E. The 2019-2010 wildfires in Australia have unleashed about 900 million tons of carbon dioxide into the atmosphere, which is equivalent to nearly double the country's total yearly fossil fuel emissions. As the planet warms, wildfires become more frequent and accelerate the warming process.

F. Sea level rise will flood the very regions where civilization has emerged, low river valleys, delta and coastal planes, which are also vital to food production. This is estimated to displace 100 million people initially, and more over time as major coastal cities are flooded.

G. The rising energy levels in warming regions of the Earth, notably tropical island chains such as the Caribbean and the Philippines, generate devastating tropical storms known as cyclones and typhoons. These wreak havoc on coastal regions of southeast North America, India, southern Africa, the Pacific and Australia.

H. Rising heat levels in tropical, subtropical and intermediate Mediterranean climate zones may render large areas unsuitable for agriculture and are physiologically difficult for humans to live in as “heat bulb” conditions set in.
An outline of the migration of climate zones in Australia and the southwestern Pacific is given in Figure 4. Further to NASA’s reported mean land-ocean temperature rise to +1.18°C for March 2020 relative to 1951-1980, large parts of the continents, including Siberia, central Asia, Canada, parts of west Africa, eastern South America and Australia, are warming toward mean temperatures of +2°C and higher. The rate exceeds that of the Last Glacial Termination (LGT) during 21–8 thousand years ago and earlier warming events. These includes the Paleocene-Eocene hyperthermal event (PETM) (about 55.9 million years ago [Ma]) and the Cretaceous-Tertiary boundary (K-T) (64.98 Ma) impact event. The relationships between the global warming rate and the migration of climate zones toward the poles are portrayed in detail on global climate maps (Figure 4).
Figure 4. The migration of the northward into southern Europe. Note the drying up of Spain,
Italy, Greece and Turkey and the increased in precipitation in Northern Europe.
In the 20th century the Earth climate has reached a tipping point, namely a point of no return.
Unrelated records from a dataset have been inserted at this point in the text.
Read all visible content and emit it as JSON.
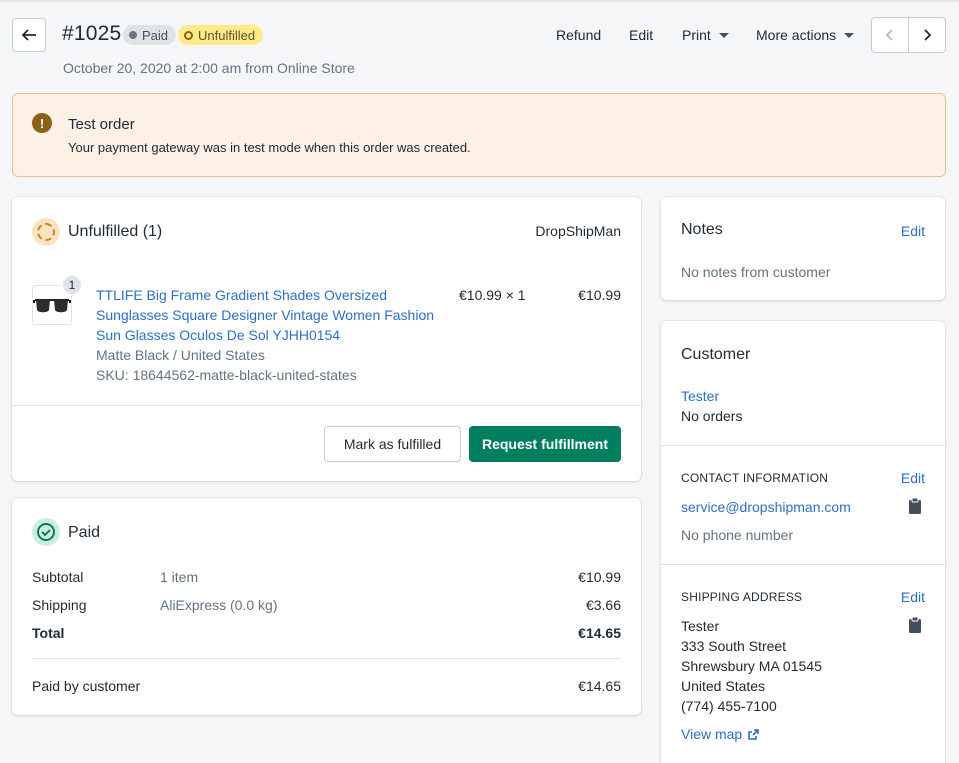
{
  "header": {
    "order_number": "#1025",
    "badge_paid": "Paid",
    "badge_unfulfilled": "Unfulfilled",
    "date_line": "October 20, 2020 at 2:00 am from Online Store",
    "actions": {
      "refund": "Refund",
      "edit": "Edit",
      "print": "Print",
      "more": "More actions"
    }
  },
  "banner": {
    "title": "Test order",
    "text": "Your payment gateway was in test mode when this order was created."
  },
  "fulfillment": {
    "title": "Unfulfilled (1)",
    "vendor": "DropShipMan",
    "item": {
      "quantity": "1",
      "title": "TTLIFE Big Frame Gradient Shades Oversized Sunglasses Square Designer Vintage Women Fashion Sun Glasses Oculos De Sol YJHH0154",
      "variant": "Matte Black / United States",
      "sku": "SKU: 18644562-matte-black-united-states",
      "unit_price": "€10.99 × 1",
      "line_total": "€10.99"
    },
    "buttons": {
      "mark_fulfilled": "Mark as fulfilled",
      "request": "Request fulfillment"
    }
  },
  "payment": {
    "title": "Paid",
    "rows": [
      {
        "label": "Subtotal",
        "detail": "1 item",
        "amount": "€10.99"
      },
      {
        "label": "Shipping",
        "detail": "AliExpress (0.0 kg)",
        "amount": "€3.66"
      },
      {
        "label": "Total",
        "detail": "",
        "amount": "€14.65"
      }
    ],
    "paid_by": {
      "label": "Paid by customer",
      "amount": "€14.65"
    }
  },
  "notes": {
    "title": "Notes",
    "edit": "Edit",
    "empty": "No notes from customer"
  },
  "customer": {
    "title": "Customer",
    "name": "Tester",
    "orders": "No orders",
    "contact": {
      "heading": "CONTACT INFORMATION",
      "edit": "Edit",
      "email": "service@dropshipman.com",
      "phone": "No phone number"
    },
    "shipping": {
      "heading": "SHIPPING ADDRESS",
      "edit": "Edit",
      "lines": [
        "Tester",
        "333 South Street",
        "Shrewsbury MA 01545",
        "United States",
        "(774) 455-7100"
      ],
      "view_map": "View map"
    }
  },
  "colors": {
    "primary": "#007f5f",
    "link": "#2c6ecb",
    "banner_bg": "#fcf1e4",
    "unfulfilled_badge": "#ffea8a"
  }
}
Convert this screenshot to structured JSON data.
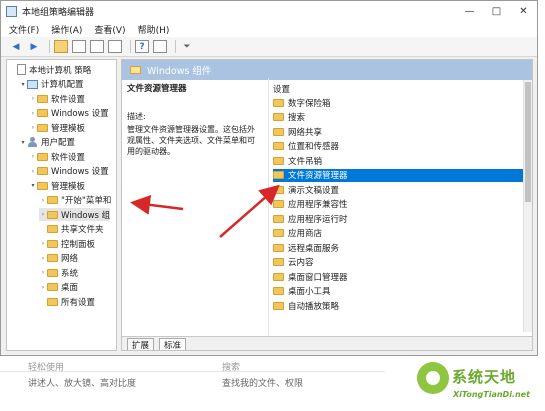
{
  "window": {
    "title": "本地组策略编辑器",
    "controls": [
      "—",
      "□",
      "✕"
    ]
  },
  "menu": [
    "文件(F)",
    "操作(A)",
    "查看(V)",
    "帮助(H)"
  ],
  "tree": [
    {
      "label": "本地计算机 策略",
      "indent": 0,
      "icon": "doc-icon",
      "twisty": ""
    },
    {
      "label": "计算机配置",
      "indent": 1,
      "icon": "computer-icon",
      "twisty": "▾"
    },
    {
      "label": "软件设置",
      "indent": 2,
      "icon": "folder-icon",
      "twisty": "›"
    },
    {
      "label": "Windows 设置",
      "indent": 2,
      "icon": "folder-icon",
      "twisty": "›"
    },
    {
      "label": "管理模板",
      "indent": 2,
      "icon": "folder-icon",
      "twisty": "›"
    },
    {
      "label": "用户配置",
      "indent": 1,
      "icon": "user-icon",
      "twisty": "▾"
    },
    {
      "label": "软件设置",
      "indent": 2,
      "icon": "folder-icon",
      "twisty": "›"
    },
    {
      "label": "Windows 设置",
      "indent": 2,
      "icon": "folder-icon",
      "twisty": "›"
    },
    {
      "label": "管理模板",
      "indent": 2,
      "icon": "folder-icon",
      "twisty": "▾"
    },
    {
      "label": "\"开始\"菜单和",
      "indent": 3,
      "icon": "folder-icon",
      "twisty": "›"
    },
    {
      "label": "Windows 组",
      "indent": 3,
      "icon": "folder-icon",
      "twisty": "›",
      "selected": true
    },
    {
      "label": "共享文件夹",
      "indent": 3,
      "icon": "folder-icon",
      "twisty": ""
    },
    {
      "label": "控制面板",
      "indent": 3,
      "icon": "folder-icon",
      "twisty": "›"
    },
    {
      "label": "网络",
      "indent": 3,
      "icon": "folder-icon",
      "twisty": "›"
    },
    {
      "label": "系统",
      "indent": 3,
      "icon": "folder-icon",
      "twisty": "›"
    },
    {
      "label": "桌面",
      "indent": 3,
      "icon": "folder-icon",
      "twisty": "›"
    },
    {
      "label": "所有设置",
      "indent": 3,
      "icon": "folder-icon",
      "twisty": ""
    }
  ],
  "right": {
    "header": "Windows 组件",
    "desc_title": "文件资源管理器",
    "desc_label": "描述:",
    "desc_text": "管理文件资源管理器设置。这包括外观属性、文件夹选项、文件菜单和可用的驱动器。",
    "list_header": "设置",
    "items": [
      "数字保险箱",
      "搜索",
      "网络共享",
      "位置和传感器",
      "文件吊销",
      "文件资源管理器",
      "演示文稿设置",
      "应用程序兼容性",
      "应用程序运行时",
      "应用商店",
      "远程桌面服务",
      "云内容",
      "桌面窗口管理器",
      "桌面小工具",
      "自动播放策略"
    ],
    "selected_index": 5,
    "tabs": [
      "扩展",
      "标准"
    ]
  },
  "below": {
    "left_title": "轻松使用",
    "left_text": "讲述人、放大镜、高对比度",
    "right_title": "搜索",
    "right_text": "查找我的文件、权限"
  },
  "watermark": {
    "text": "系统天地",
    "sub": "XiTongTianDi.net"
  },
  "colors": {
    "selection": "#0078d7",
    "header_band": "#a9c3e1",
    "annotation_arrow": "#d62828"
  }
}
Global CO₂ and other greenhouse gases rise have reached a large factor to an order of magnitude higher than those of the past geological and mass extinction events, as have the rate of warming, the shift of climate zones and the rate of extreme weather events (Figure 2). Given the abrupt change in state of the atmosphere-ocean-cryosphere-land system, accelerating since the mid-20ᵗʰ century, the terms “climate change” and “global warming” no longer reflect the extreme scale and rate of these shifts.

Time is running out.

Andrew Glikson
Dr Andrew Glikson
Earth and Paleo-climate scientist
ANU Climate Science Institute
ANU Planetary Science Institute
Canberra, Australia

The Asteroid Impact Connection of Planetary Evolution
The Archaean: Geological and Geochemical Windows into the Early Earth
Climate, Fire and Human Evolution: The Deep Time Dimensions of the Anthropocene
The Plutocene: Blueprints for a Post-Anthropocene Greenhouse Earth
Evolution of the Atmosphere, Fire and the Anthropocene Climate Event Horizon
From Stars to Brains: Milestones in the Planetary Evolution of Life and Intelligence
Asteroids Impacts, Crustal Evolution and Related Mineral Systems with Special Reference to Australia